Segment Open
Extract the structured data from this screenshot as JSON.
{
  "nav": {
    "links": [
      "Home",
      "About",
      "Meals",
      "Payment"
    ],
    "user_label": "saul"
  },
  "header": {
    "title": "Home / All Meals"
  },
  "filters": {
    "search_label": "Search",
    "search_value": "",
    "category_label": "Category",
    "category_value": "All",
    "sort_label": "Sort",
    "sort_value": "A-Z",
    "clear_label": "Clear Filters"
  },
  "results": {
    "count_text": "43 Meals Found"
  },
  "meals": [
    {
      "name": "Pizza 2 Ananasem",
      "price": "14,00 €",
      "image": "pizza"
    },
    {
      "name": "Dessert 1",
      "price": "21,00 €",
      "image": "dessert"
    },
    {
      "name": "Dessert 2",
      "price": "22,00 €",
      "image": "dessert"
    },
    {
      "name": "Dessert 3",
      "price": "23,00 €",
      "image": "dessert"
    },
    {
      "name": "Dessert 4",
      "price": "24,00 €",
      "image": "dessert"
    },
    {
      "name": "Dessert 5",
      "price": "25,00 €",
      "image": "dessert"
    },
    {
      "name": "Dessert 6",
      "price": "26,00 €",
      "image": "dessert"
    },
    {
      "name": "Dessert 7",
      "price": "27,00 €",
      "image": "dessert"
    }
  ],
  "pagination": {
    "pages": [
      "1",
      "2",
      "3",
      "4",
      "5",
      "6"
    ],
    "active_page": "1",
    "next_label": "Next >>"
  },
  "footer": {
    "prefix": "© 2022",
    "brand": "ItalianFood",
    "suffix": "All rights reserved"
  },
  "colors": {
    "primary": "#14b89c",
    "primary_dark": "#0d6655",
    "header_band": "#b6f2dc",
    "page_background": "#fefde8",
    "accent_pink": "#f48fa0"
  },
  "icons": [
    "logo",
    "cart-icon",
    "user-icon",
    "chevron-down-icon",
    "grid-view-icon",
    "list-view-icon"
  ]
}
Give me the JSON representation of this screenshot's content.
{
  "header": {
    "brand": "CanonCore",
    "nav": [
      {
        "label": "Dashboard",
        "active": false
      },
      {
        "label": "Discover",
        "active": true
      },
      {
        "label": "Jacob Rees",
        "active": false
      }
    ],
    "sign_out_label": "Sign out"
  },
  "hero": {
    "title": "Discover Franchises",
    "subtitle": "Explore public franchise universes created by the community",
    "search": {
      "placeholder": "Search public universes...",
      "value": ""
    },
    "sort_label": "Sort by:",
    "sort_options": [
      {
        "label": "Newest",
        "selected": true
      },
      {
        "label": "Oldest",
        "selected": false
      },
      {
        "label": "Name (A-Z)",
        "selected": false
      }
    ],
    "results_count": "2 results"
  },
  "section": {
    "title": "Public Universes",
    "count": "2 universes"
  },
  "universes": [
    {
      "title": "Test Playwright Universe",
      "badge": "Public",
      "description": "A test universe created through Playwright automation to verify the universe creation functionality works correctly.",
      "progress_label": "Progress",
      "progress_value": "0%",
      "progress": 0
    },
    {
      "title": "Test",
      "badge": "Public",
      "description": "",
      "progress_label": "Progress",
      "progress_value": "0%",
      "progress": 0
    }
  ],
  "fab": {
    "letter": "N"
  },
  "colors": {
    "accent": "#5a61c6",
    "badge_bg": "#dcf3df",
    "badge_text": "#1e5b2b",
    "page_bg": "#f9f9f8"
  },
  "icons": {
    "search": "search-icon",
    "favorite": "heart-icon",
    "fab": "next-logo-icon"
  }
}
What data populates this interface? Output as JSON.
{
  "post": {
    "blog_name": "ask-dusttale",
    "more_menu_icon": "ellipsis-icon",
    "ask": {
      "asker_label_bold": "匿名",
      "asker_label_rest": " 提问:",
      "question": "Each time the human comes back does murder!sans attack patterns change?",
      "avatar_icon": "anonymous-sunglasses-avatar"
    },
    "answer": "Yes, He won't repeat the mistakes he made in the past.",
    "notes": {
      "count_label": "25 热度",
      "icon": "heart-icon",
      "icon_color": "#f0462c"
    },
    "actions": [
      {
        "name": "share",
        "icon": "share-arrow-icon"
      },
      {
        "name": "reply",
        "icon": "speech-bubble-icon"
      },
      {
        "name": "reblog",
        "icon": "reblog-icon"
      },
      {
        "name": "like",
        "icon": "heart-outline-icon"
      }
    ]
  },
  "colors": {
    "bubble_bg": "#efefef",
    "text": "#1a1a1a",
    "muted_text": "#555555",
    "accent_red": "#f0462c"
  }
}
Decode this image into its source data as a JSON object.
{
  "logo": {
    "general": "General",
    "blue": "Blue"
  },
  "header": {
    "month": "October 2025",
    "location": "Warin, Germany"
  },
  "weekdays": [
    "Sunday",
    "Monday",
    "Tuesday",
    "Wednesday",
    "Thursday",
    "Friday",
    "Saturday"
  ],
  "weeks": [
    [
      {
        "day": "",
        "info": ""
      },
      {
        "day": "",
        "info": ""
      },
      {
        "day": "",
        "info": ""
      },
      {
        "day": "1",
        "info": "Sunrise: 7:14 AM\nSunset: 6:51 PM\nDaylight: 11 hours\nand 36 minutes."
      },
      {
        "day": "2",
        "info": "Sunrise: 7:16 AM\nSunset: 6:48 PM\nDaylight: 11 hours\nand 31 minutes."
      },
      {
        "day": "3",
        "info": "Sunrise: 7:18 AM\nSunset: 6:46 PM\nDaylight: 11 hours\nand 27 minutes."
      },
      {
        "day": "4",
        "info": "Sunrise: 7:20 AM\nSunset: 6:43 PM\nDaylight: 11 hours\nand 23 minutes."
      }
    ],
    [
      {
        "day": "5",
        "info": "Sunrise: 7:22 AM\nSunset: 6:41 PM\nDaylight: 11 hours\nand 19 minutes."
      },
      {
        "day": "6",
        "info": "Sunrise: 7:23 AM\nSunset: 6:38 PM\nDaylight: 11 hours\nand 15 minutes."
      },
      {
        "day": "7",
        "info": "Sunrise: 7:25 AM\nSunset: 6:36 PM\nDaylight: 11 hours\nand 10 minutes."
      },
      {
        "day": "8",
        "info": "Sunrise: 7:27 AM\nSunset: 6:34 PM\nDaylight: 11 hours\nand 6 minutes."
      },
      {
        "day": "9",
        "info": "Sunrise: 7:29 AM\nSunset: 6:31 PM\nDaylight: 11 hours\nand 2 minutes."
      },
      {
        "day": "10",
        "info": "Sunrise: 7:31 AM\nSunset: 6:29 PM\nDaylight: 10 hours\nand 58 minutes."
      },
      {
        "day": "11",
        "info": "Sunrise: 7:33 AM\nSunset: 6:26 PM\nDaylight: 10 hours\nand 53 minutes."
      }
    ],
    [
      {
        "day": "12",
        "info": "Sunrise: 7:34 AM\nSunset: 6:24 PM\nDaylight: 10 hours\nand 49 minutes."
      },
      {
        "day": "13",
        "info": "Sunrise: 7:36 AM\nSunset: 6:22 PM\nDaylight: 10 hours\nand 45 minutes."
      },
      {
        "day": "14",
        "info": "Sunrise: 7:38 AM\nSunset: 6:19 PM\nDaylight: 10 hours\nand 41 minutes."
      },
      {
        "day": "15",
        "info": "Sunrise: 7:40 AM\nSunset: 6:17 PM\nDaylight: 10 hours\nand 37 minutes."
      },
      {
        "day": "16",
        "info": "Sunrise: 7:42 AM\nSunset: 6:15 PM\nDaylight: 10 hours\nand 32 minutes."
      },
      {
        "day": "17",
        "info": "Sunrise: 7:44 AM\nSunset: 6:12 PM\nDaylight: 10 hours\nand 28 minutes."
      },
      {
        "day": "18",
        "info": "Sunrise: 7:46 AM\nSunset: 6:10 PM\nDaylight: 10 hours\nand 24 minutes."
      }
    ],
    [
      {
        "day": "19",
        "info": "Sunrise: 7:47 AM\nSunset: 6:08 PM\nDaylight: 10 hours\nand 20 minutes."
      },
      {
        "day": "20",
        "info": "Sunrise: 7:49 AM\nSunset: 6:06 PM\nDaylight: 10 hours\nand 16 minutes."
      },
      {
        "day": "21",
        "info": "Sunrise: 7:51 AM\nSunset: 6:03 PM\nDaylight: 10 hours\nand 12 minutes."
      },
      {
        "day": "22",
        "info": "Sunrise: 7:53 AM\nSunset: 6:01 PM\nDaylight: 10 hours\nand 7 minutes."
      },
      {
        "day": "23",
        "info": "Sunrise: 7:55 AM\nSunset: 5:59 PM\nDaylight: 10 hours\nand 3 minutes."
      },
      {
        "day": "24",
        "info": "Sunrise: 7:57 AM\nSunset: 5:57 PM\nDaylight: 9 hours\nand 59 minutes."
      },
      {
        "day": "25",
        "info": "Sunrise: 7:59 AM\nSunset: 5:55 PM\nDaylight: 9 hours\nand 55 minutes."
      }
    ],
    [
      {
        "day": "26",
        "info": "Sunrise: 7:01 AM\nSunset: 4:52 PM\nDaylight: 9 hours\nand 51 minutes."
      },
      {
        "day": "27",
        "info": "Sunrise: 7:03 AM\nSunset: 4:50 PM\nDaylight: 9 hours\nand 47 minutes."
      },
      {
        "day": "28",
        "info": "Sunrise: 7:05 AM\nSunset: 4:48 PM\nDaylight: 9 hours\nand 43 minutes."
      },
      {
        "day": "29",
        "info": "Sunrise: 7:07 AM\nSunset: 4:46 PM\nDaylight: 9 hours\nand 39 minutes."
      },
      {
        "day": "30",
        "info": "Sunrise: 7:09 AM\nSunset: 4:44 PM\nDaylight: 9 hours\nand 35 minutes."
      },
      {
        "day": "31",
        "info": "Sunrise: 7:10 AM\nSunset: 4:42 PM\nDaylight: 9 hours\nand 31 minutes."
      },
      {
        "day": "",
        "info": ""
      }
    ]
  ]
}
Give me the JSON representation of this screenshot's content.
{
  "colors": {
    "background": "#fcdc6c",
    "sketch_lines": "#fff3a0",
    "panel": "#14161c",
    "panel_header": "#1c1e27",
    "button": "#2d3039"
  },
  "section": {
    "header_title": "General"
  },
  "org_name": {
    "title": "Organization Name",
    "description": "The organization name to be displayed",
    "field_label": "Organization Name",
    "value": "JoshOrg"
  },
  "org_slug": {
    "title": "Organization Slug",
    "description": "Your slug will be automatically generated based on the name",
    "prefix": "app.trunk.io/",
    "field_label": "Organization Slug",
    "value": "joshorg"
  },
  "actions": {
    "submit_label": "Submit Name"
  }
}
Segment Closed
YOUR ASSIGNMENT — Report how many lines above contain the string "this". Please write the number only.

TASK OUTPUT — 5